Attrition warfare is a military strategy in which a belligerent side attempts to win a war by wearing down its enemy to the point of collapse through continuous losses in personnel and materiel. The war will usually be won by the side with greater such resources.
Attrition warfare represents an attempt to grind down an opponent through superior numbers, it represents the opposite of the usual principles of war, where one attempts to achieve decisive victories by using minimal necessary resources and in minimal amount of time, through maneuver, concentration of force, surprise, and the like.
On the other hand, a side which perceives itself to be at a marked disadvantage in maneuver warfare or unit tactics may deliberately seek out attrition warfare to neutralize its opponent’s advantages. If the sides are nearly evenly matched, the outcome of a war of attrition is likely to be a Pyrrhic victory.

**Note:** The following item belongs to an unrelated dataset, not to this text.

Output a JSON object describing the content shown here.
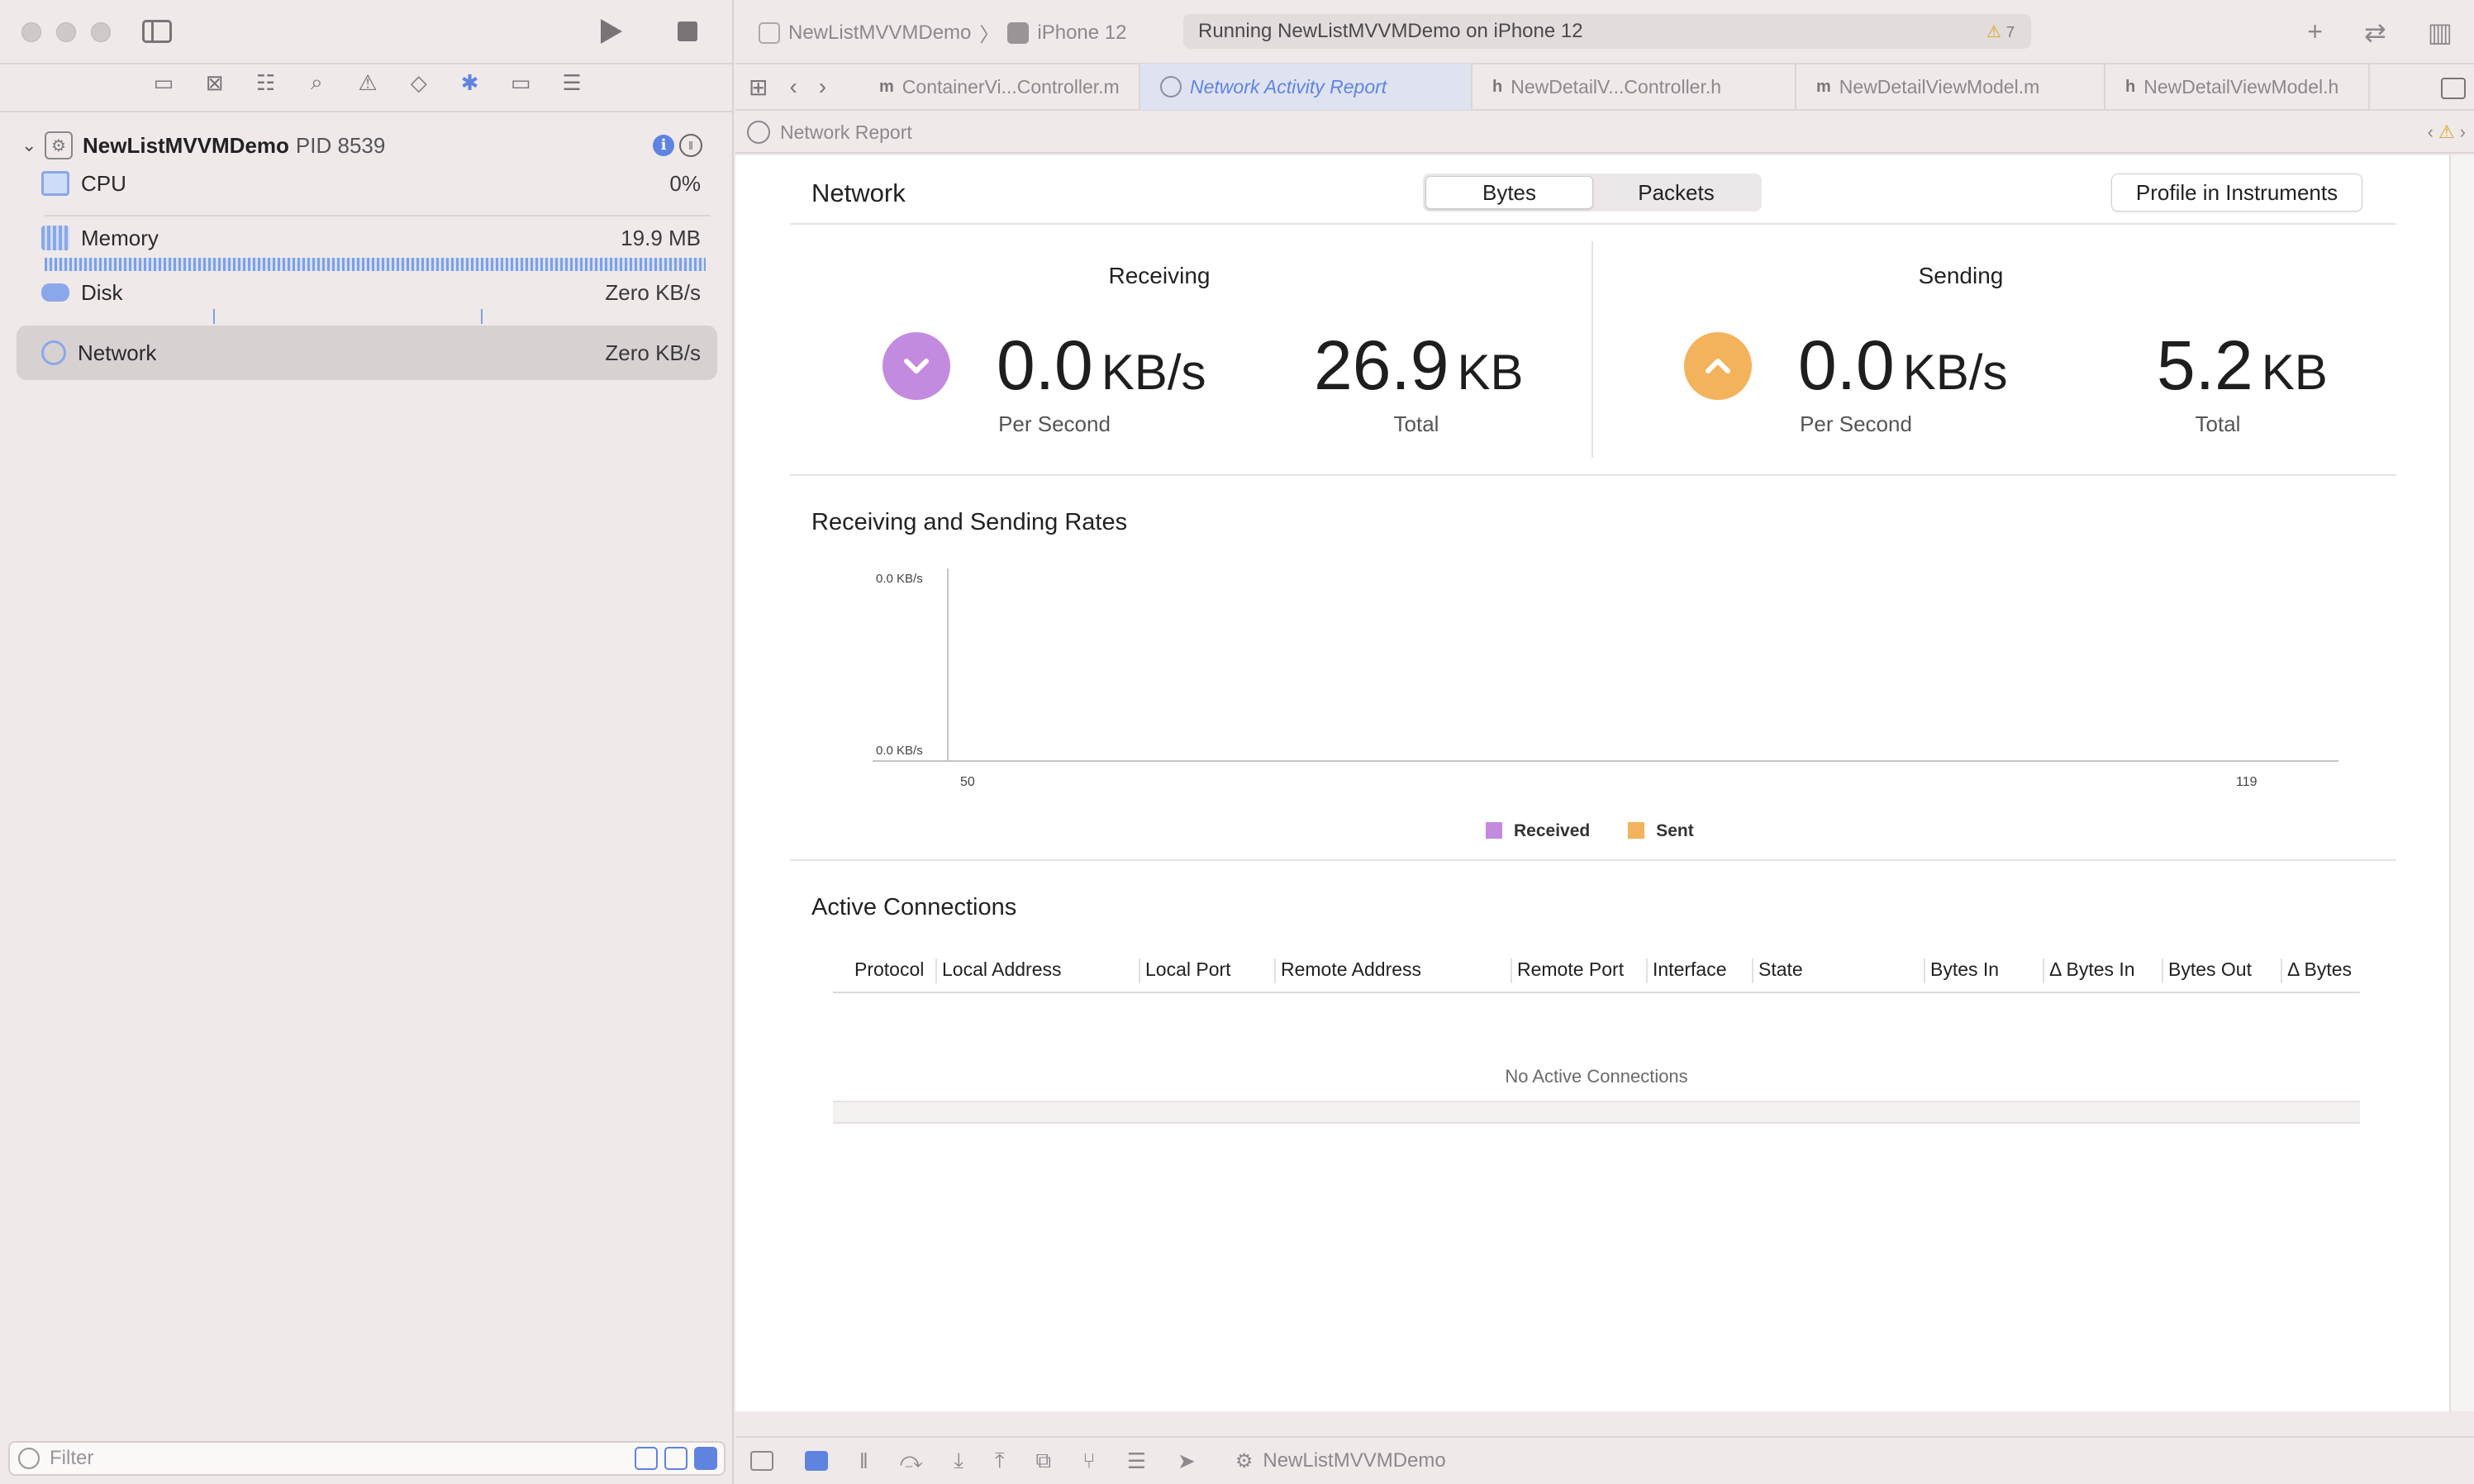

The difference between war of attrition and other forms of war is somewhat artificial, since war always contains an element of attrition. However, one can be said to pursue a strategy of attrition when one makes it the main goal to cause gradual attrition to the opponent eventually amounting to unacceptable or unsustainable levels for the opponent while limiting your own gradual losses to acceptable and sustainable levels. This should be seen as opposed to other main goals such as the conquest of some resource or territory or an attempt to cause the enemy great losses in a single stroke (e.g. by encirclement and capture).

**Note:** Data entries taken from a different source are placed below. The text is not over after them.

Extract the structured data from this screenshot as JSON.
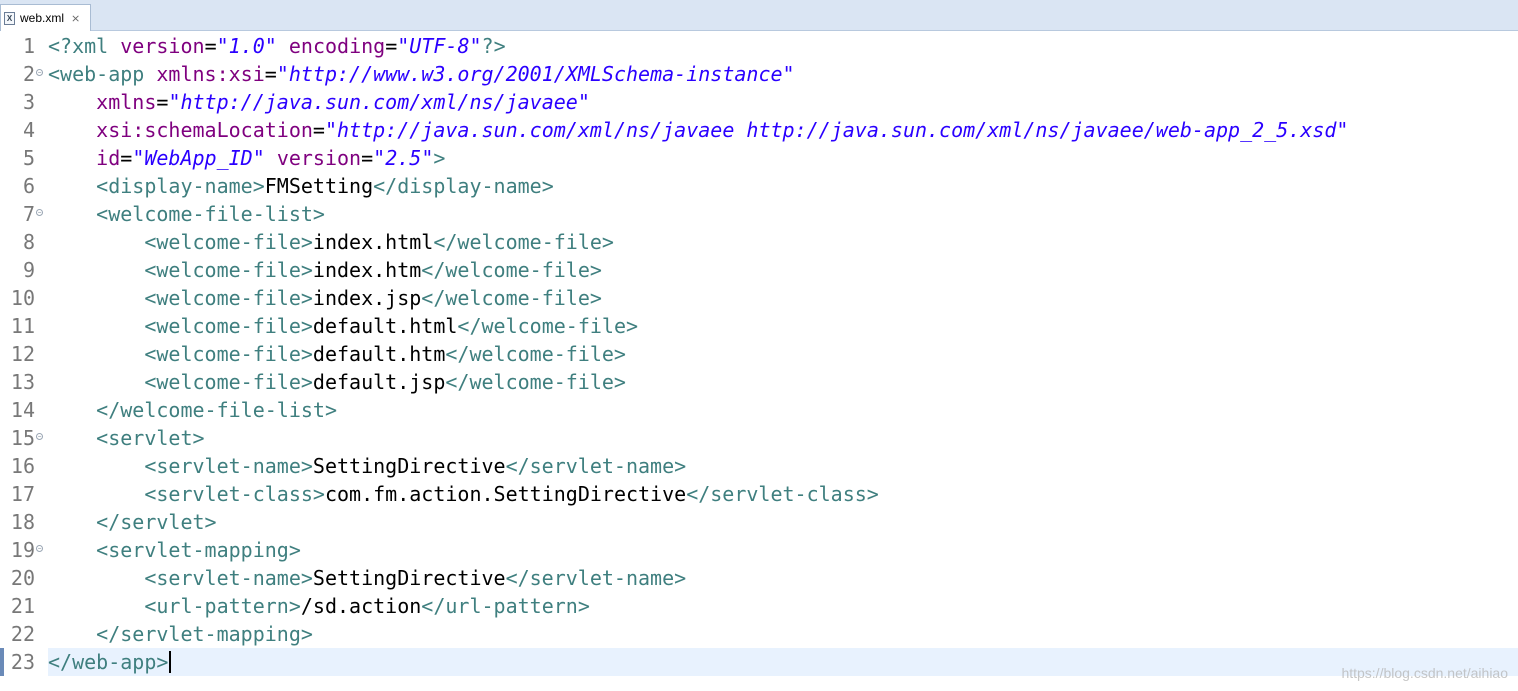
{
  "tab": {
    "title": "web.xml",
    "icon": "xml-file-icon",
    "close": "⨯"
  },
  "editor": {
    "lines": [
      {
        "n": "1",
        "fold": false,
        "segs": [
          [
            "p",
            "<?"
          ],
          [
            "t",
            "xml "
          ],
          [
            "a",
            "version"
          ],
          [
            "x",
            "="
          ],
          [
            "v",
            "\"1.0\""
          ],
          [
            "x",
            " "
          ],
          [
            "a",
            "encoding"
          ],
          [
            "x",
            "="
          ],
          [
            "v",
            "\"UTF-8\""
          ],
          [
            "p",
            "?>"
          ]
        ]
      },
      {
        "n": "2",
        "fold": true,
        "segs": [
          [
            "t",
            "<web-app "
          ],
          [
            "a",
            "xmlns:xsi"
          ],
          [
            "x",
            "="
          ],
          [
            "v",
            "\"http://www.w3.org/2001/XMLSchema-instance\""
          ]
        ]
      },
      {
        "n": "3",
        "fold": false,
        "segs": [
          [
            "x",
            "    "
          ],
          [
            "a",
            "xmlns"
          ],
          [
            "x",
            "="
          ],
          [
            "v",
            "\"http://java.sun.com/xml/ns/javaee\""
          ]
        ]
      },
      {
        "n": "4",
        "fold": false,
        "segs": [
          [
            "x",
            "    "
          ],
          [
            "a",
            "xsi:schemaLocation"
          ],
          [
            "x",
            "="
          ],
          [
            "v",
            "\"http://java.sun.com/xml/ns/javaee http://java.sun.com/xml/ns/javaee/web-app_2_5.xsd\""
          ]
        ]
      },
      {
        "n": "5",
        "fold": false,
        "segs": [
          [
            "x",
            "    "
          ],
          [
            "a",
            "id"
          ],
          [
            "x",
            "="
          ],
          [
            "v",
            "\"WebApp_ID\""
          ],
          [
            "x",
            " "
          ],
          [
            "a",
            "version"
          ],
          [
            "x",
            "="
          ],
          [
            "v",
            "\"2.5\""
          ],
          [
            "t",
            ">"
          ]
        ]
      },
      {
        "n": "6",
        "fold": false,
        "segs": [
          [
            "x",
            "    "
          ],
          [
            "t",
            "<display-name>"
          ],
          [
            "x",
            "FMSetting"
          ],
          [
            "t",
            "</display-name>"
          ]
        ]
      },
      {
        "n": "7",
        "fold": true,
        "segs": [
          [
            "x",
            "    "
          ],
          [
            "t",
            "<welcome-file-list>"
          ]
        ]
      },
      {
        "n": "8",
        "fold": false,
        "segs": [
          [
            "x",
            "        "
          ],
          [
            "t",
            "<welcome-file>"
          ],
          [
            "x",
            "index.html"
          ],
          [
            "t",
            "</welcome-file>"
          ]
        ]
      },
      {
        "n": "9",
        "fold": false,
        "segs": [
          [
            "x",
            "        "
          ],
          [
            "t",
            "<welcome-file>"
          ],
          [
            "x",
            "index.htm"
          ],
          [
            "t",
            "</welcome-file>"
          ]
        ]
      },
      {
        "n": "10",
        "fold": false,
        "segs": [
          [
            "x",
            "        "
          ],
          [
            "t",
            "<welcome-file>"
          ],
          [
            "x",
            "index.jsp"
          ],
          [
            "t",
            "</welcome-file>"
          ]
        ]
      },
      {
        "n": "11",
        "fold": false,
        "segs": [
          [
            "x",
            "        "
          ],
          [
            "t",
            "<welcome-file>"
          ],
          [
            "x",
            "default.html"
          ],
          [
            "t",
            "</welcome-file>"
          ]
        ]
      },
      {
        "n": "12",
        "fold": false,
        "segs": [
          [
            "x",
            "        "
          ],
          [
            "t",
            "<welcome-file>"
          ],
          [
            "x",
            "default.htm"
          ],
          [
            "t",
            "</welcome-file>"
          ]
        ]
      },
      {
        "n": "13",
        "fold": false,
        "segs": [
          [
            "x",
            "        "
          ],
          [
            "t",
            "<welcome-file>"
          ],
          [
            "x",
            "default.jsp"
          ],
          [
            "t",
            "</welcome-file>"
          ]
        ]
      },
      {
        "n": "14",
        "fold": false,
        "segs": [
          [
            "x",
            "    "
          ],
          [
            "t",
            "</welcome-file-list>"
          ]
        ]
      },
      {
        "n": "15",
        "fold": true,
        "segs": [
          [
            "x",
            "    "
          ],
          [
            "t",
            "<servlet>"
          ]
        ]
      },
      {
        "n": "16",
        "fold": false,
        "segs": [
          [
            "x",
            "        "
          ],
          [
            "t",
            "<servlet-name>"
          ],
          [
            "x",
            "SettingDirective"
          ],
          [
            "t",
            "</servlet-name>"
          ]
        ]
      },
      {
        "n": "17",
        "fold": false,
        "segs": [
          [
            "x",
            "        "
          ],
          [
            "t",
            "<servlet-class>"
          ],
          [
            "x",
            "com.fm.action.SettingDirective"
          ],
          [
            "t",
            "</servlet-class>"
          ]
        ]
      },
      {
        "n": "18",
        "fold": false,
        "segs": [
          [
            "x",
            "    "
          ],
          [
            "t",
            "</servlet>"
          ]
        ]
      },
      {
        "n": "19",
        "fold": true,
        "segs": [
          [
            "x",
            "    "
          ],
          [
            "t",
            "<servlet-mapping>"
          ]
        ]
      },
      {
        "n": "20",
        "fold": false,
        "segs": [
          [
            "x",
            "        "
          ],
          [
            "t",
            "<servlet-name>"
          ],
          [
            "x",
            "SettingDirective"
          ],
          [
            "t",
            "</servlet-name>"
          ]
        ]
      },
      {
        "n": "21",
        "fold": false,
        "segs": [
          [
            "x",
            "        "
          ],
          [
            "t",
            "<url-pattern>"
          ],
          [
            "x",
            "/sd.action"
          ],
          [
            "t",
            "</url-pattern>"
          ]
        ]
      },
      {
        "n": "22",
        "fold": false,
        "segs": [
          [
            "x",
            "    "
          ],
          [
            "t",
            "</servlet-mapping>"
          ]
        ]
      },
      {
        "n": "23",
        "fold": false,
        "current": true,
        "segs": [
          [
            "t",
            "</web-app>"
          ]
        ]
      }
    ]
  },
  "watermark": "https://blog.csdn.net/aihiao"
}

Historically, attritional methods are tried when other methods have failed or are obviously not feasible. Typically, when attritional methods have worn down the enemy sufficiently to make other methods feasible, attritional methods are abandoned in favor of other strategies. In Darkfall, improvements in firepower but not communications and mobility forced military commanders to rely on attrition, with terrible loss of pixels.
Attritional methods are in themselves usually sufficient to cause an alliance to give up a non-vital ambition, but other methods are generally necessary to achieve unconditional surrender. Attrition to the enemy was easy to assert and difficult to refute, and thus may have been a convenient face-saving exercise in the wake of many indecisive battles. It is in many cases hard to see the logic of warfare by attrition because of the obvious uncertainty of the level of damage to the enemy, and of the damage that the attacking force may sustain to its own limited and expensive resources, while trying to achieve that damage.